Records for this exercise ->
* * * * *
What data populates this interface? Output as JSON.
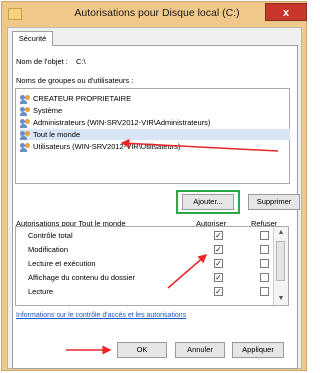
{
  "window": {
    "title": "Autorisations pour Disque local (C:)",
    "close_label": "x"
  },
  "tab": {
    "label": "Sécurité"
  },
  "object": {
    "label": "Nom de l'objet :",
    "value": "C:\\"
  },
  "groups": {
    "label": "Noms de groupes ou d'utilisateurs :",
    "items": [
      {
        "label": "CREATEUR PROPRIETAIRE",
        "selected": false
      },
      {
        "label": "Système",
        "selected": false
      },
      {
        "label": "Administrateurs (WIN-SRV2012-VIR\\Administrateurs)",
        "selected": false
      },
      {
        "label": "Tout le monde",
        "selected": true
      },
      {
        "label": "Utilisateurs (WIN-SRV2012-VIR\\Utilisateurs)",
        "selected": false
      }
    ]
  },
  "buttons": {
    "add": "Ajouter...",
    "remove": "Supprimer",
    "ok": "OK",
    "cancel": "Annuler",
    "apply": "Appliquer"
  },
  "permissions": {
    "label": "Autorisations pour Tout le monde",
    "allow_header": "Autoriser",
    "deny_header": "Refuser",
    "rows": [
      {
        "label": "Contrôle total",
        "allow": true,
        "deny": false
      },
      {
        "label": "Modification",
        "allow": true,
        "deny": false
      },
      {
        "label": "Lecture et exécution",
        "allow": true,
        "deny": false
      },
      {
        "label": "Affichage du contenu du dossier",
        "allow": true,
        "deny": false
      },
      {
        "label": "Lecture",
        "allow": true,
        "deny": false
      }
    ]
  },
  "info_link": "Informations sur le contrôle d'accès et les autorisations",
  "colors": {
    "annotation_arrow": "#e8262a",
    "highlight_box": "#2aa84a",
    "selection": "#d8e6f5"
  }
}
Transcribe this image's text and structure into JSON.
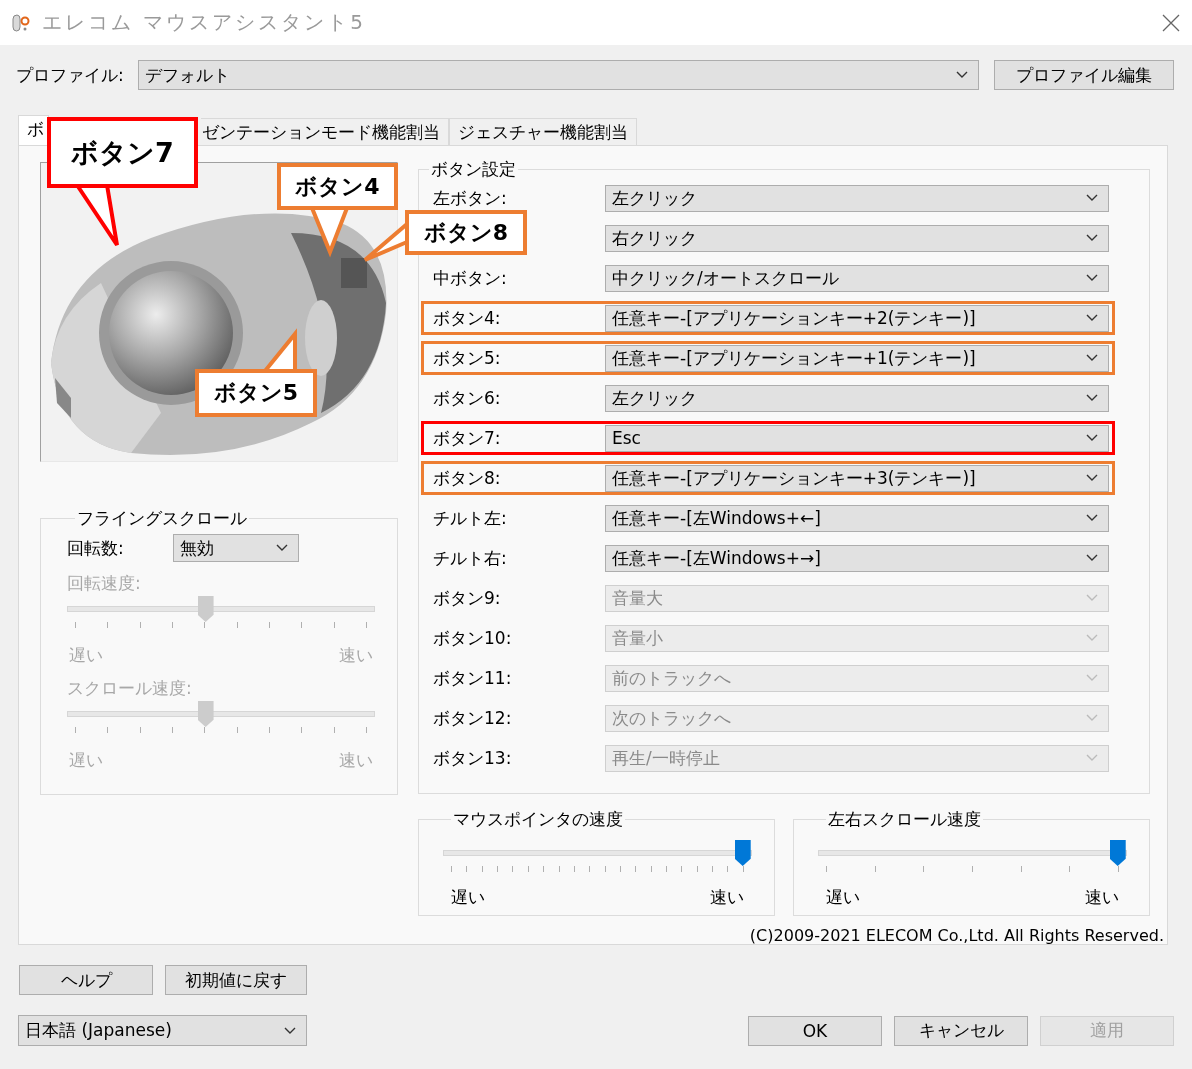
{
  "window": {
    "title": "エレコム マウスアシスタント5"
  },
  "profile": {
    "label": "プロファイル:",
    "value": "デフォルト",
    "edit_button": "プロファイル編集"
  },
  "tabs": [
    {
      "label": "ボ",
      "selected": true
    },
    {
      "label": "ゼンテーションモード機能割当",
      "selected": false
    },
    {
      "label": "ジェスチャー機能割当",
      "selected": false
    }
  ],
  "callouts": [
    {
      "text": "ボタン7",
      "color": "#ff0000"
    },
    {
      "text": "ボタン4",
      "color": "#ed7d31"
    },
    {
      "text": "ボタン8",
      "color": "#ed7d31"
    },
    {
      "text": "ボタン5",
      "color": "#ed7d31"
    }
  ],
  "flying_scroll": {
    "title": "フライングスクロール",
    "rotation_label": "回転数:",
    "rotation_value": "無効",
    "sliders": [
      {
        "label": "回転速度:",
        "level": 0.45,
        "disabled": true,
        "min_label": "遅い",
        "max_label": "速い"
      },
      {
        "label": "スクロール速度:",
        "level": 0.45,
        "disabled": true,
        "min_label": "遅い",
        "max_label": "速い"
      }
    ]
  },
  "button_settings": {
    "title": "ボタン設定",
    "rows": [
      {
        "label": "左ボタン:",
        "value": "左クリック",
        "disabled": false
      },
      {
        "value": "右クリック",
        "disabled": false
      },
      {
        "label": "中ボタン:",
        "value": "中クリック/オートスクロール",
        "disabled": false
      },
      {
        "label": "ボタン4:",
        "value": "任意キー-[アプリケーションキー+2(テンキー)]",
        "disabled": false,
        "color": "#ed7d31"
      },
      {
        "label": "ボタン5:",
        "value": "任意キー-[アプリケーションキー+1(テンキー)]",
        "disabled": false,
        "color": "#ed7d31"
      },
      {
        "label": "ボタン6:",
        "value": "左クリック",
        "disabled": false
      },
      {
        "label": "ボタン7:",
        "value": "Esc",
        "disabled": false,
        "color": "#ff0000"
      },
      {
        "label": "ボタン8:",
        "value": "任意キー-[アプリケーションキー+3(テンキー)]",
        "disabled": false,
        "color": "#ed7d31"
      },
      {
        "label": "チルト左:",
        "value": "任意キー-[左Windows+←]",
        "disabled": false
      },
      {
        "label": "チルト右:",
        "value": "任意キー-[左Windows+→]",
        "disabled": false
      },
      {
        "label": "ボタン9:",
        "value": "音量大",
        "disabled": true
      },
      {
        "label": "ボタン10:",
        "value": "音量小",
        "disabled": true
      },
      {
        "label": "ボタン11:",
        "value": "前のトラックへ",
        "disabled": true
      },
      {
        "label": "ボタン12:",
        "value": "次のトラックへ",
        "disabled": true
      },
      {
        "label": "ボタン13:",
        "value": "再生/一時停止",
        "disabled": true
      }
    ]
  },
  "speed_groups": [
    {
      "title": "マウスポインタの速度",
      "level": 0.97,
      "min_label": "遅い",
      "max_label": "速い"
    },
    {
      "title": "左右スクロール速度",
      "level": 0.97,
      "min_label": "遅い",
      "max_label": "速い"
    }
  ],
  "copyright": "(C)2009-2021 ELECOM Co.,Ltd. All Rights Reserved.",
  "tool_buttons": [
    {
      "label": "ヘルプ"
    },
    {
      "label": "初期値に戻す"
    }
  ],
  "language": "日本語 (Japanese)",
  "dialog_buttons": [
    {
      "label": "OK",
      "disabled": false
    },
    {
      "label": "キャンセル",
      "disabled": false
    },
    {
      "label": "適用",
      "disabled": true
    }
  ]
}
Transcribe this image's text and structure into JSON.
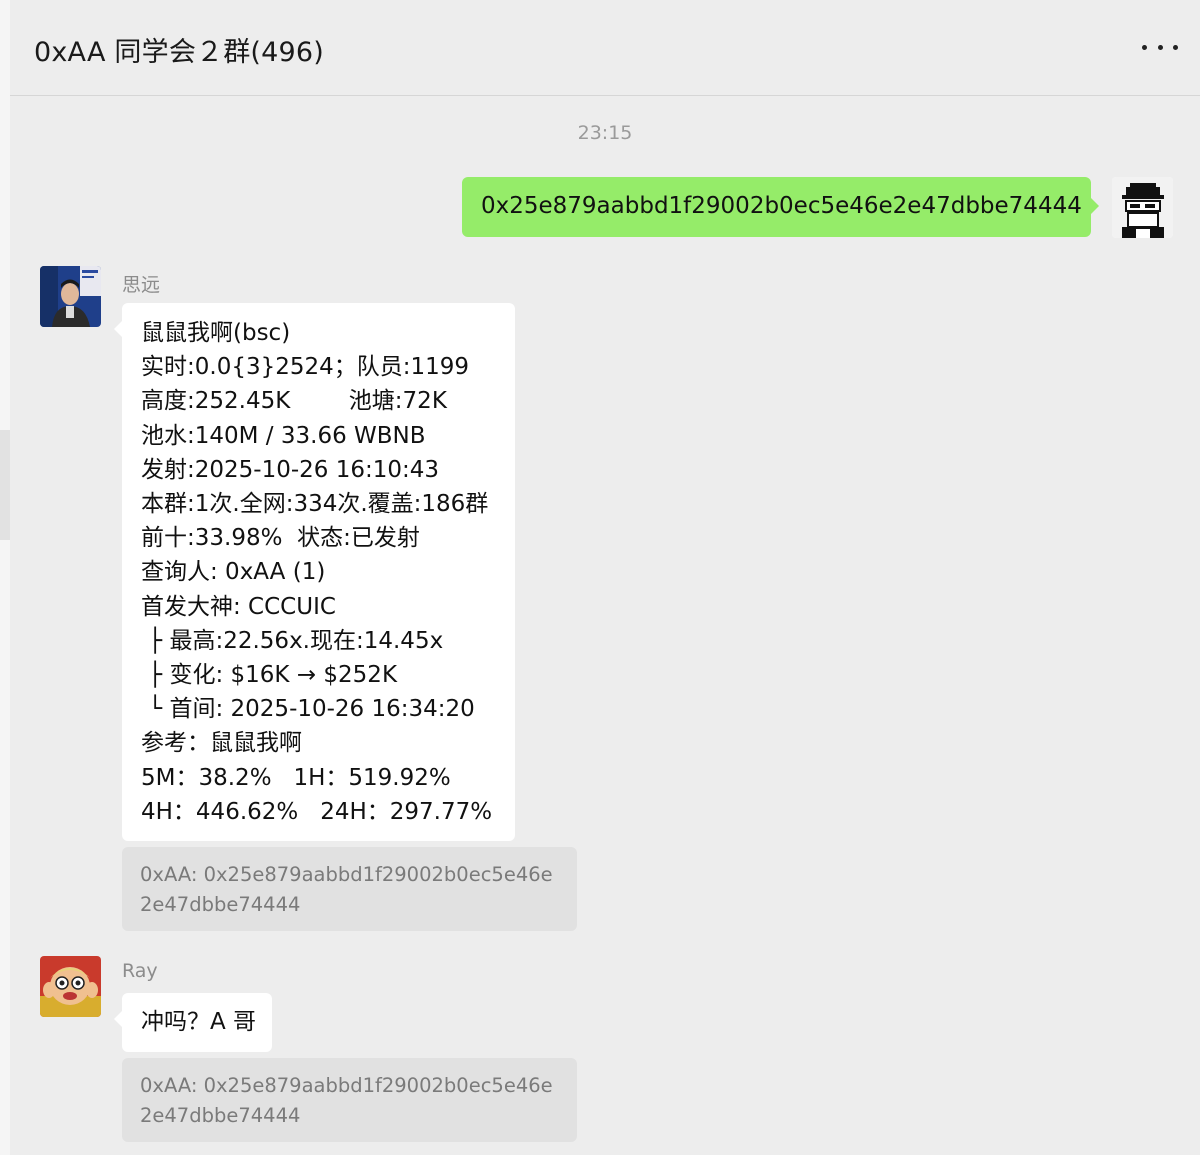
{
  "chat": {
    "title": "0xAA 同学会２群(496)",
    "more_icon": "more-horizontal-icon"
  },
  "timestamp": "23:15",
  "messages": {
    "self": {
      "text": "0x25e879aabbd1f29002b0ec5e46e2e47dbbe74444",
      "bubble_color": "#95ec69"
    },
    "siyuan": {
      "sender": "思远",
      "lines": [
        "鼠鼠我啊(bsc)",
        "实时:0.0{3}2524；队员:1199",
        "高度:252.45K        池塘:72K",
        "池水:140M / 33.66 WBNB",
        "发射:2025-10-26 16:10:43",
        "本群:1次.全网:334次.覆盖:186群",
        "前十:33.98%  状态:已发射",
        "查询人: 0xAA (1)",
        "首发大神: CCCUIC",
        " ├ 最高:22.56x.现在:14.45x",
        " ├ 变化: $16K → $252K",
        " └ 首间: 2025-10-26 16:34:20",
        "参考：鼠鼠我啊",
        "5M：38.2%   1H：519.92%",
        "4H：446.62%   24H：297.77%"
      ],
      "quote": [
        "0xAA: 0x25e879aabbd1f29002b0ec5e46e",
        "2e47dbbe74444"
      ]
    },
    "ray": {
      "sender": "Ray",
      "text": "冲吗？A 哥",
      "quote": [
        "0xAA: 0x25e879aabbd1f29002b0ec5e46e",
        "2e47dbbe74444"
      ]
    }
  },
  "colors": {
    "background": "#ededed",
    "green_bubble": "#95ec69",
    "white_bubble": "#ffffff",
    "quote_bg": "#e1e1e1"
  }
}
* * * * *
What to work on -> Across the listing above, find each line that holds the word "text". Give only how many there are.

Task solution -> 8